This research looked at how schools in Rwanda foster students’ skills for adaptability - their capacity to create, innovate and adjust to shifting circumstances. It uses the psychological lens of cognitive flexibility. Findings highlight teachers’ activities to make lessons more practical and participatory, but also the ongoing obstacles posed by overcrowded classes, resource constraints, inadequate training and limited contact time.

We were curious about… how teachers in Rwanda foster cognitive flexibility

We wanted to understand more about practices in Rwandan schools to support learners’ skills for adaptability.

During this study, Dr Stephen Bayley used cognitive flexibility as a framework to understand how children develop the capacity to respond to the many different challenges of modern life and the changing world. ‘Cognitive flexibility’ describes a set of related skills that enable us to think creatively ‘outside the box’, look at things from different perspectives and adapt quickly to changing circumstances.

To date, research on such skills has focused on learners in high-income contexts. This study set out to understand how schools and teachers in Rwanda nurture cognitive flexibility in the classroom.

And so we did… interviews and observations in Rwandan schools

During the research, Stephen conducted interviews with teachers and head teachers in several government schools around the Rwandan capital, Kigali. He also observed English, maths and social studies lessons to explore what the teachers were doing in practice.

We learned that… several approaches help to develop children’s adaptability but these can be difficult to implement.

Stephen’s findings identify several approaches that may help build the children’s adaptability. For example, teachers used practical exercises and extra-curricular activities to encourage learners to think outside the box, or at least outside the classroom. Group work and tasks enabled children to access different perspectives, while regular switches between language and activities within the same lesson could inadvertently foster their adaptive abilities.

However, multiple barriers impeded teachers’ efforts. Large classes of up to 65 children per room combined with short school days limited their contact time with individual learners. Teachers also reported inadequate resources, such as textbooks, as hindering their work.

The paper concludes with reflections on the potential value of child psychology and neuroscience in understanding pupils’ learning in more diverse settings. In particular, Stephen argues that cognitive flexibility provides a useful lens for both researchers and education policymakers to understand, measure and ultimately support children’s holistic skills for 21st-century life.

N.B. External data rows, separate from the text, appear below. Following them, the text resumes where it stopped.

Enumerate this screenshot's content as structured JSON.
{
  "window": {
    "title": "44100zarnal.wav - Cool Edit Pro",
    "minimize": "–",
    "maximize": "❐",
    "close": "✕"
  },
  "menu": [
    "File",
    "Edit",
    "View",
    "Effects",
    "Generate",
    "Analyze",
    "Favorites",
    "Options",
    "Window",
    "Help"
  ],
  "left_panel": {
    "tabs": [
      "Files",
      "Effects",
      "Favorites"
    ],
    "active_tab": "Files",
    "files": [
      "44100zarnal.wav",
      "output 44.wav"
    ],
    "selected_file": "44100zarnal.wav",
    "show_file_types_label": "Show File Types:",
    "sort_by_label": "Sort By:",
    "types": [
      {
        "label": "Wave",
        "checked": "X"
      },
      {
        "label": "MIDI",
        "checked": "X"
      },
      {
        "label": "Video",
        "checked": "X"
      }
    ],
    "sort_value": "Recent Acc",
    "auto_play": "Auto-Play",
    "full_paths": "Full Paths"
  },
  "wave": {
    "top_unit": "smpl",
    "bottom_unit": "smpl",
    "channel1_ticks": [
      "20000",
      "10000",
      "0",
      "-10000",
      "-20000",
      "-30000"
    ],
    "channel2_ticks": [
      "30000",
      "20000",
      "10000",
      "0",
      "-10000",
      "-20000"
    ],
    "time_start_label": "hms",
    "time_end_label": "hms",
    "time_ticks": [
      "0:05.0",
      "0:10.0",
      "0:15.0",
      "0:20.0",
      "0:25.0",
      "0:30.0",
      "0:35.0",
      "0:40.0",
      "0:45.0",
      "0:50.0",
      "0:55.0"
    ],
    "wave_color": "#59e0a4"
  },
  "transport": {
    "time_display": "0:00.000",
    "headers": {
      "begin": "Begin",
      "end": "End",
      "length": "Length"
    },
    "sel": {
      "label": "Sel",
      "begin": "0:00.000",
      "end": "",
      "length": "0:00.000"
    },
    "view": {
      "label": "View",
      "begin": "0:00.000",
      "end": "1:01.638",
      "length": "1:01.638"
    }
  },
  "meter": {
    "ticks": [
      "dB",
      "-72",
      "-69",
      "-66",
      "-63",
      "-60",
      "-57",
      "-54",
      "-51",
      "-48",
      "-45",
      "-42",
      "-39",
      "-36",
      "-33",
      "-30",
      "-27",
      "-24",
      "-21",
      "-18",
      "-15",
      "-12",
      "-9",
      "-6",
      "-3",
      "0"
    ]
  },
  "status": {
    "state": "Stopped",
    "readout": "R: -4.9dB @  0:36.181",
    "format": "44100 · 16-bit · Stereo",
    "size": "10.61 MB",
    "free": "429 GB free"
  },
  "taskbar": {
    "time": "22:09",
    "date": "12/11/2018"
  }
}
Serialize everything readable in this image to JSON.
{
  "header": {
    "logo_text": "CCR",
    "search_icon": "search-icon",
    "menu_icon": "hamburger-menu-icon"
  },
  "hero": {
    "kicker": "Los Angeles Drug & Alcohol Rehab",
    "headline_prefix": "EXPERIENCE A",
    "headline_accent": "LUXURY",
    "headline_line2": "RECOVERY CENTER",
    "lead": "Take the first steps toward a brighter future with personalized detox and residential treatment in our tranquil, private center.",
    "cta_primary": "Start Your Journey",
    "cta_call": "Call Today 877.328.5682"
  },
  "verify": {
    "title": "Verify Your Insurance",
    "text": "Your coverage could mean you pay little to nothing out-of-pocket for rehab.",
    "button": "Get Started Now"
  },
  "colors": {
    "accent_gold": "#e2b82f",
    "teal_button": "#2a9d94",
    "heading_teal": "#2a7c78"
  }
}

This research was conducted by Dr Stephen Bayley as part of his PhD studies.

The paper was published in the International Journal of Educational Research in 2024. The full article can be found here.